→ **Your goal**
Only the count is wanted here: how many lines of the entries hold the string "votre"?
◇ ◇ ◇ ◇ ◇ ◇ ◇
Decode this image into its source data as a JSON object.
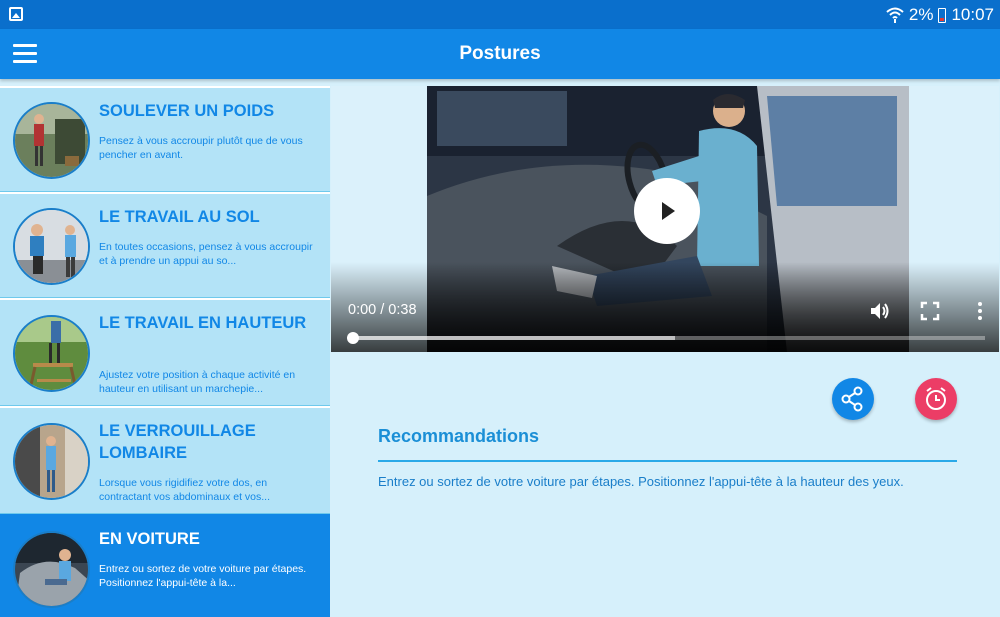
{
  "status_bar": {
    "battery_text": "2%",
    "time": "10:07",
    "icons": [
      "gallery-icon",
      "wifi-icon",
      "battery-icon"
    ]
  },
  "app_bar": {
    "title": "Postures",
    "menu_icon": "hamburger-menu-icon"
  },
  "sidebar": {
    "items": [
      {
        "title": "SOULEVER UN POIDS",
        "desc": "Pensez à vous accroupir plutôt que de vous pencher en avant.",
        "active": false
      },
      {
        "title": "LE TRAVAIL AU SOL",
        "desc": "En toutes occasions, pensez à vous accroupir et à prendre un appui au so...",
        "active": false
      },
      {
        "title": "LE TRAVAIL EN HAUTEUR",
        "desc": "Ajustez votre position à chaque activité en hauteur en utilisant un marchepie...",
        "active": false
      },
      {
        "title": "LE VERROUILLAGE LOMBAIRE",
        "desc": "Lorsque vous rigidifiez votre dos, en contractant vos abdominaux et vos...",
        "active": false
      },
      {
        "title": "EN VOITURE",
        "desc": "Entrez ou sortez de votre voiture par étapes. Positionnez l'appui-tête à la...",
        "active": true
      }
    ]
  },
  "video": {
    "time_display": "0:00 / 0:38",
    "progress": 0,
    "buffered": 0.51,
    "controls": [
      "play-icon",
      "volume-icon",
      "fullscreen-icon",
      "more-vert-icon"
    ]
  },
  "actions": {
    "share_icon": "share-icon",
    "alarm_icon": "alarm-clock-icon"
  },
  "recommendations": {
    "title": "Recommandations",
    "text": "Entrez ou sortez de votre voiture par étapes. Positionnez l'appui-tête à la hauteur des yeux."
  },
  "colors": {
    "app_bar": "#1187e6",
    "status_bar": "#0a6fcc",
    "card_bg": "#b3e3f7",
    "card_active": "#1187e6",
    "content_bg": "#d6f0fb",
    "share": "#1187e6",
    "alarm": "#ec3d66"
  }
}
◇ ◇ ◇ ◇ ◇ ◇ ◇
→ **Result for this exercise**
4